- Task brief
Which of the lines below contain the string "JSON"? Pull each one out of the data.

[Excerpts from an interface dataset]

══════════

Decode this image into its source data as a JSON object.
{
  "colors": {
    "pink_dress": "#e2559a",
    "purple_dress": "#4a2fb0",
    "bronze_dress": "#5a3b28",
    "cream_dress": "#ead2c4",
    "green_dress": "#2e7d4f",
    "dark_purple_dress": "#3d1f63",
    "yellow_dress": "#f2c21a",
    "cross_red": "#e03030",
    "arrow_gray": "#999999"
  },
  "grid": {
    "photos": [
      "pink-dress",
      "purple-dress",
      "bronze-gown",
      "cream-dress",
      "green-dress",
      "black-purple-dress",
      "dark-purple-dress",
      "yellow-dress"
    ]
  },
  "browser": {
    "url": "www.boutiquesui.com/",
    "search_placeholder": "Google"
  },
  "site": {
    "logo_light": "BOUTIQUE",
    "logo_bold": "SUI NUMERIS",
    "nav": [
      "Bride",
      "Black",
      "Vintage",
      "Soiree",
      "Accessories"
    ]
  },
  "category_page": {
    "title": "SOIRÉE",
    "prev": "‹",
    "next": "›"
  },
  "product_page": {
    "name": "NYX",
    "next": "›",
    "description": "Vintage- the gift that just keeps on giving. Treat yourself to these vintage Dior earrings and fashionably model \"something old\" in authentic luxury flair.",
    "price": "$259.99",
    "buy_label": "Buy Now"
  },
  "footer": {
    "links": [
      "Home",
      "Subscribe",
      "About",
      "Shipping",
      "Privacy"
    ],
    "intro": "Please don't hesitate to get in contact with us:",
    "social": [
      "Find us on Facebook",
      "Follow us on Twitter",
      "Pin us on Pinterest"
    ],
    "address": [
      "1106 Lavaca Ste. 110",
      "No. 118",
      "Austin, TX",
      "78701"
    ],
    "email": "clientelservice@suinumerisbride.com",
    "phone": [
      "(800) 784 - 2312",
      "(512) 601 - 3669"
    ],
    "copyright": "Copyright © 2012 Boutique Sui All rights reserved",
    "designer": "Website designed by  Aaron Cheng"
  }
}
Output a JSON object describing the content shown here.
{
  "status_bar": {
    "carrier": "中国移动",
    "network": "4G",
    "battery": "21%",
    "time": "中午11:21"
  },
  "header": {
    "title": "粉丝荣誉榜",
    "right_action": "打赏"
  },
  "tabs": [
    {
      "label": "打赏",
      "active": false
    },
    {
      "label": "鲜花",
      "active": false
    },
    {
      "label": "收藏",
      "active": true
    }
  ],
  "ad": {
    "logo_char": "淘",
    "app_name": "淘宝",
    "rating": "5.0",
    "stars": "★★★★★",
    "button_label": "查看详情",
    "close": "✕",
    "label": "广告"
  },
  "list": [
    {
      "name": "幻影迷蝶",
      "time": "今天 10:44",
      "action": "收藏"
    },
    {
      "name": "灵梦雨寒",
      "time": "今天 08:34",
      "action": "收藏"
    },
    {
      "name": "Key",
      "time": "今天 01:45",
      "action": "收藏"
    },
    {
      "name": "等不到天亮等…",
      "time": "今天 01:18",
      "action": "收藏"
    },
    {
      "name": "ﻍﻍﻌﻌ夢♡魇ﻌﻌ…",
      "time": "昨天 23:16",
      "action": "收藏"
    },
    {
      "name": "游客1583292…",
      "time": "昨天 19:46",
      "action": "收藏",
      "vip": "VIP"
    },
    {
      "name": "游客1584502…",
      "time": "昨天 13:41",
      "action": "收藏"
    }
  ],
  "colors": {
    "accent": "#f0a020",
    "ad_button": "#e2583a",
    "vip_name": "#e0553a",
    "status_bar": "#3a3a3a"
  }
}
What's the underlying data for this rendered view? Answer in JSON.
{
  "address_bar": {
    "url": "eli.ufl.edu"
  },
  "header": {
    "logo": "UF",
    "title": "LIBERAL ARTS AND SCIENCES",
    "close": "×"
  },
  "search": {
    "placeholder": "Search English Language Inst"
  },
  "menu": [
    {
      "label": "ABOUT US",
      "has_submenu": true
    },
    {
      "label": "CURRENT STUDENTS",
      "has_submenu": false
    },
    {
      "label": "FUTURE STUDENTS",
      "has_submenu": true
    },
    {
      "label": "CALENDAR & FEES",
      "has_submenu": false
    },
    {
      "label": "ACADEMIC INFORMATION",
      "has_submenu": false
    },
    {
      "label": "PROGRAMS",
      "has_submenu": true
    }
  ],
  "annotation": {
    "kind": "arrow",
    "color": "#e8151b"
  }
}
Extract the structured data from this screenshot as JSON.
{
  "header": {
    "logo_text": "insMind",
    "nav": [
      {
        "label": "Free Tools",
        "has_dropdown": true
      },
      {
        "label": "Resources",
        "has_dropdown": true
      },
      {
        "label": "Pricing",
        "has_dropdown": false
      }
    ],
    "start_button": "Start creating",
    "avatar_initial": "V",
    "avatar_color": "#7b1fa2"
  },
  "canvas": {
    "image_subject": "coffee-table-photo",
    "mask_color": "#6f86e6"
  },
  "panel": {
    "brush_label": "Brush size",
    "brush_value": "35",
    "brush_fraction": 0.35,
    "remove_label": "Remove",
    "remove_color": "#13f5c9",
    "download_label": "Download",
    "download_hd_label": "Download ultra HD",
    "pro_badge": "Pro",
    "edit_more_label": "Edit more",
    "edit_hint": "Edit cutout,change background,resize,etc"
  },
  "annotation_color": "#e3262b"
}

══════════

- Exercise answer
Decode this image into its source data as a JSON object.
Output a JSON object describing the content shown here.
What's the underlying data for this rendered view? Answer in JSON.
Extract the structured data from this screenshot as JSON.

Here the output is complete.